What happens is that once the euphoria passes, the feeling of dissatisfaction will appear again. Then we spend our whole lives chasing an achievement after another without enjoying what we are. The same author notes that another myth equally widespread and harmful is the belief “I will not be happy if… When you suffer a change of adverse fortune, our reaction is usually oversized” says Lyubomirsky. “So we feel that we cannot be happy again, and life as we know it has already finished”.
We must understand that personal fulfillment cannot be subject to conditions, because life is changing and we will always swing between positive and negative experiences. By accepting the ups and downs of existence, we can ensure unconditional welfare and the capacity to face the inevitable hardships of life.
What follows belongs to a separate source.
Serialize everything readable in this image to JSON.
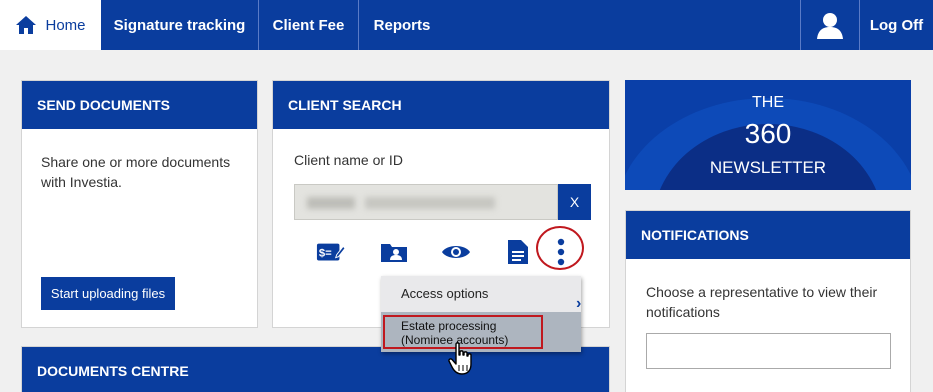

One survey of 1,000 Americans, conducted in 2010, concluded that money does make us happier – but only up to a certain point. The findings, by psychologist Daniel Kahneman and economist Angus Deaton, both from Princeton University, showed that self-reported levels of wellbeing increased with salary up to $75,000 (roughly £50,000) a year. But after that, increasing amounts of money had no further effect on happiness.
However, a more recent study, published by researchers at the University of Michigan in 2013, challenged the idea that the positive effect of money plateaus. After comparing life satisfaction and happiness levels in both rich and poor countries, and rich and poor people within a country – with “rich” being defined as an income greater than $15,000 (roughly £10,000) per person – Betsey Stevenson and Justin Wolfers concluded: “The relationship between wellbeing and income … does not diminish as income rises. If there is a satiation point, we are yet to reach it.”
So does money make us happier? Well, yes and no. We need enough to cover our basic needs, and a rising salary can impact our wellbeing, but we also need to remember the positive effects of generosity and building relationships. Perhaps our focus should be less on how much money we have, and more on how we use it.
Stop waiting for certain things to happen is a good key to be happy. By releasing beliefs about happiness, we will be closer to get it on our own, encouraging a lifestyle that allows us to be at peace with ourselves while we are useful for others.
The good news is that there are no magic formulas to reach happiness. Each of us must discover our own recipe.